**Records for this exercise:**
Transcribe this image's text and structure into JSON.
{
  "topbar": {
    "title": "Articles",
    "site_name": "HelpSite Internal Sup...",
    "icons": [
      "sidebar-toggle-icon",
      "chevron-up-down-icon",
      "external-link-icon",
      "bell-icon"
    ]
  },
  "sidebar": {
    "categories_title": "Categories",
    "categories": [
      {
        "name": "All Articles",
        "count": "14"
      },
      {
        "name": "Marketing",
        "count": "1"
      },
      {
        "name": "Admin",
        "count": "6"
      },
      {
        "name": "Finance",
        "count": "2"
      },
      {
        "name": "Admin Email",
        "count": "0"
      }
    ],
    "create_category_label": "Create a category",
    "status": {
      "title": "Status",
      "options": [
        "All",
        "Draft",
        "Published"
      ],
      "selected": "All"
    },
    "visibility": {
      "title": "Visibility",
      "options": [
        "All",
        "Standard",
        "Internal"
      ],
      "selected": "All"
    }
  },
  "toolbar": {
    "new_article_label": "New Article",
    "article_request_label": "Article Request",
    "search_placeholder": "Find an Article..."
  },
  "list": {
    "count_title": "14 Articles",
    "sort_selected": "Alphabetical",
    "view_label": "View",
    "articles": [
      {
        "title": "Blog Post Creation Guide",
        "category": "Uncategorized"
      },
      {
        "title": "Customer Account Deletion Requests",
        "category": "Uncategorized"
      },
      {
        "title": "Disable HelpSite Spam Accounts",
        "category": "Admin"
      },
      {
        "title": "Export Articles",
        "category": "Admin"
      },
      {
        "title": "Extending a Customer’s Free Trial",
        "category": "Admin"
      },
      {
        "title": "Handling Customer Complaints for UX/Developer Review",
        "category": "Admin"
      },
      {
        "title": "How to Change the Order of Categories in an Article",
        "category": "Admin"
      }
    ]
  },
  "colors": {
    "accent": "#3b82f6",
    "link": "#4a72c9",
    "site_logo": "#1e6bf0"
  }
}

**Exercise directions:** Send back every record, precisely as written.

**Response box:**
Transcribe this image's text and structure into JSON.
{
  "topbar": {
    "title": "Articles",
    "site_name": "HelpSite Internal Sup...",
    "icons": [
      "sidebar-toggle-icon",
      "chevron-up-down-icon",
      "external-link-icon",
      "bell-icon"
    ]
  },
  "sidebar": {
    "categories_title": "Categories",
    "categories": [
      {
        "name": "All Articles",
        "count": "14"
      },
      {
        "name": "Marketing",
        "count": "1"
      },
      {
        "name": "Admin",
        "count": "6"
      },
      {
        "name": "Finance",
        "count": "2"
      },
      {
        "name": "Admin Email",
        "count": "0"
      }
    ],
    "create_category_label": "Create a category",
    "status": {
      "title": "Status",
      "options": [
        "All",
        "Draft",
        "Published"
      ],
      "selected": "All"
    },
    "visibility": {
      "title": "Visibility",
      "options": [
        "All",
        "Standard",
        "Internal"
      ],
      "selected": "All"
    }
  },
  "toolbar": {
    "new_article_label": "New Article",
    "article_request_label": "Article Request",
    "search_placeholder": "Find an Article..."
  },
  "list": {
    "count_title": "14 Articles",
    "sort_selected": "Alphabetical",
    "view_label": "View",
    "articles": [
      {
        "title": "Blog Post Creation Guide",
        "category": "Uncategorized"
      },
      {
        "title": "Customer Account Deletion Requests",
        "category": "Uncategorized"
      },
      {
        "title": "Disable HelpSite Spam Accounts",
        "category": "Admin"
      },
      {
        "title": "Export Articles",
        "category": "Admin"
      },
      {
        "title": "Extending a Customer’s Free Trial",
        "category": "Admin"
      },
      {
        "title": "Handling Customer Complaints for UX/Developer Review",
        "category": "Admin"
      },
      {
        "title": "How to Change the Order of Categories in an Article",
        "category": "Admin"
      }
    ]
  },
  "colors": {
    "accent": "#3b82f6",
    "link": "#4a72c9",
    "site_logo": "#1e6bf0"
  }
}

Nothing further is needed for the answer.